“It’s time to head back home,” the narrator concludes. “You’ve touched the Earth in so many ways.” Who knew it would be so easy to clean the place up and give everyone a drink? (Picture book. 6-8)

Pub Date: April 11, 2017

ISBN: 978-1-5107-2083-1

Page Count: 40

Publisher: Sky Pony Press

Review Posted Online: Feb. 4, 2017

Kirkus Reviews Issue: Feb. 15, 2017

Did you like this book?

No Comments Yet

Readers (and listeners) will think that this book is the bee’s knees.

THE HONEYBEE

Children will be buzzing to learn more about honeybees after reading this story.

Hall takes her readers on a sunny romp through a springtime pasture abuzz with friendly honeybees in this bright and cheerful picture book. Hall’s rhyme scheme is inviting and mirrors the staccato sounds of a bee buzzing. At times, however, meaning seems to take a back seat to the rhyme. The bees are suggested to “tap” while flying, a noise that adult readers might have trouble explaining to curious listeners. Later, the “hill” the bees return to may elicit further questions, as this point is not addressed textually or visually.

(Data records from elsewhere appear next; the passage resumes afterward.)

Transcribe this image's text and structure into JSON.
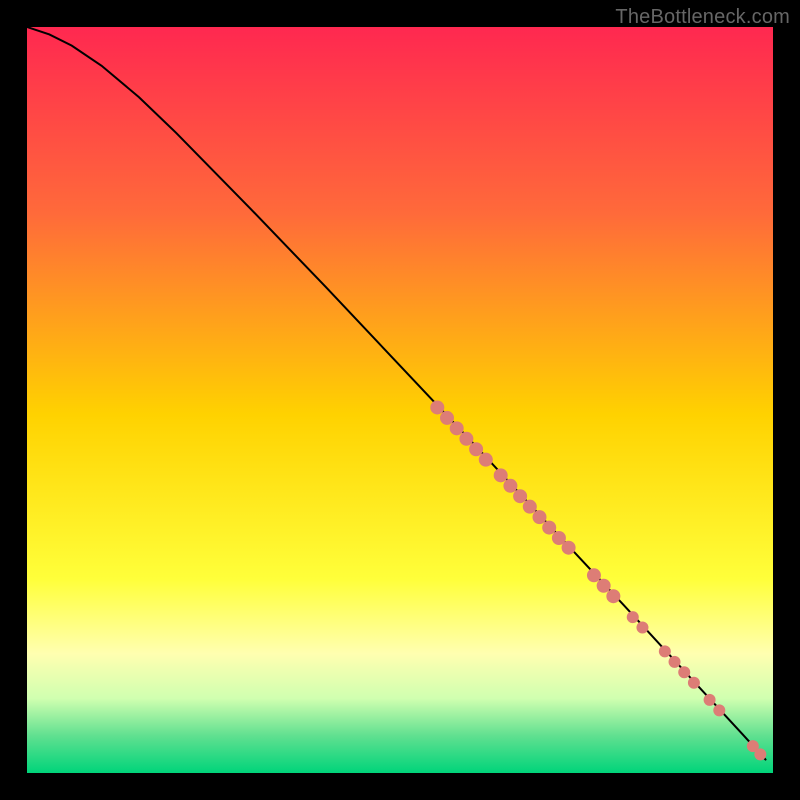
{
  "watermark": "TheBottleneck.com",
  "chart_data": {
    "type": "line",
    "title": "",
    "xlabel": "",
    "ylabel": "",
    "xlim": [
      0,
      100
    ],
    "ylim": [
      0,
      100
    ],
    "grid": false,
    "background_gradient": {
      "stops": [
        {
          "offset": 0,
          "color": "#ff2850"
        },
        {
          "offset": 25,
          "color": "#ff6a3a"
        },
        {
          "offset": 52,
          "color": "#ffd200"
        },
        {
          "offset": 74,
          "color": "#ffff3a"
        },
        {
          "offset": 84,
          "color": "#ffffb0"
        },
        {
          "offset": 90,
          "color": "#d0ffb0"
        },
        {
          "offset": 95,
          "color": "#60e090"
        },
        {
          "offset": 100,
          "color": "#00d47a"
        }
      ]
    },
    "series": [
      {
        "name": "curve",
        "type": "line",
        "color": "#000000",
        "x": [
          0,
          3,
          6,
          10,
          15,
          20,
          30,
          40,
          50,
          60,
          70,
          80,
          90,
          96,
          99
        ],
        "y": [
          100,
          99,
          97.5,
          94.8,
          90.6,
          85.8,
          75.6,
          65.2,
          54.6,
          44.0,
          33.2,
          22.5,
          11.6,
          5.1,
          1.8
        ]
      },
      {
        "name": "markers",
        "type": "scatter",
        "color": "#dd7d76",
        "points": [
          {
            "x": 55.0,
            "y": 49.0,
            "r": 7
          },
          {
            "x": 56.3,
            "y": 47.6,
            "r": 7
          },
          {
            "x": 57.6,
            "y": 46.2,
            "r": 7
          },
          {
            "x": 58.9,
            "y": 44.8,
            "r": 7
          },
          {
            "x": 60.2,
            "y": 43.4,
            "r": 7
          },
          {
            "x": 61.5,
            "y": 42.0,
            "r": 7
          },
          {
            "x": 63.5,
            "y": 39.9,
            "r": 7
          },
          {
            "x": 64.8,
            "y": 38.5,
            "r": 7
          },
          {
            "x": 66.1,
            "y": 37.1,
            "r": 7
          },
          {
            "x": 67.4,
            "y": 35.7,
            "r": 7
          },
          {
            "x": 68.7,
            "y": 34.3,
            "r": 7
          },
          {
            "x": 70.0,
            "y": 32.9,
            "r": 7
          },
          {
            "x": 71.3,
            "y": 31.5,
            "r": 7
          },
          {
            "x": 72.6,
            "y": 30.2,
            "r": 7
          },
          {
            "x": 76.0,
            "y": 26.5,
            "r": 7
          },
          {
            "x": 77.3,
            "y": 25.1,
            "r": 7
          },
          {
            "x": 78.6,
            "y": 23.7,
            "r": 7
          },
          {
            "x": 81.2,
            "y": 20.9,
            "r": 6
          },
          {
            "x": 82.5,
            "y": 19.5,
            "r": 6
          },
          {
            "x": 85.5,
            "y": 16.3,
            "r": 6
          },
          {
            "x": 86.8,
            "y": 14.9,
            "r": 6
          },
          {
            "x": 88.1,
            "y": 13.5,
            "r": 6
          },
          {
            "x": 89.4,
            "y": 12.1,
            "r": 6
          },
          {
            "x": 91.5,
            "y": 9.8,
            "r": 6
          },
          {
            "x": 92.8,
            "y": 8.4,
            "r": 6
          },
          {
            "x": 97.3,
            "y": 3.6,
            "r": 6
          },
          {
            "x": 98.3,
            "y": 2.5,
            "r": 6
          }
        ]
      }
    ]
  }
}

Minor quibbles aside, the vocabulary is on-point as the bees demonstrate the various stages of nectar collection and honey creation. Arsenault’s illustrations, a combination of ink, gouache, graphite, and colored pencil, are energetic and cheerful. Extra points should be awarded for properly illustrating a natural honeybee hive (as opposed to the often depicted wasp nest). The expressive bees are also well-done. Their faces are welcoming, but their sharp noses hint at the stingers that may be lurking behind them. Hall’s ending note to readers will be appreciated by adults but will require their interpretation to be accessible to children. A sensible choice for read-alouds and STEAM programs.

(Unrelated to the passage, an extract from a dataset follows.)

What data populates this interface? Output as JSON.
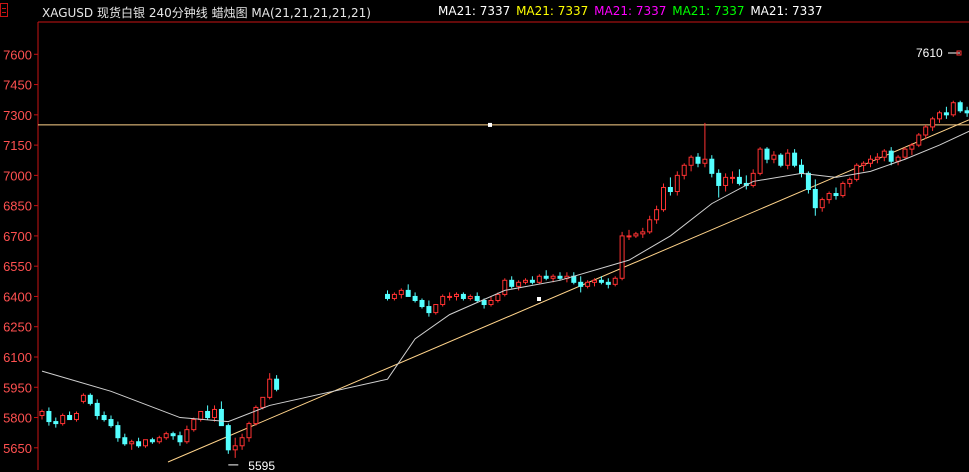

Readers (and listeners) will think that this book is the bee’s knees. (Picture book. 6-8)

Pub Date: May 8, 2018

ISBN: 978-1-4814-6997-5

Page Count: 48

Publisher: Atheneum

Review Posted Online: March 18, 2018

Kirkus Reviews Issue: April 1, 2018

Did you like this book?

No Comments Yet
more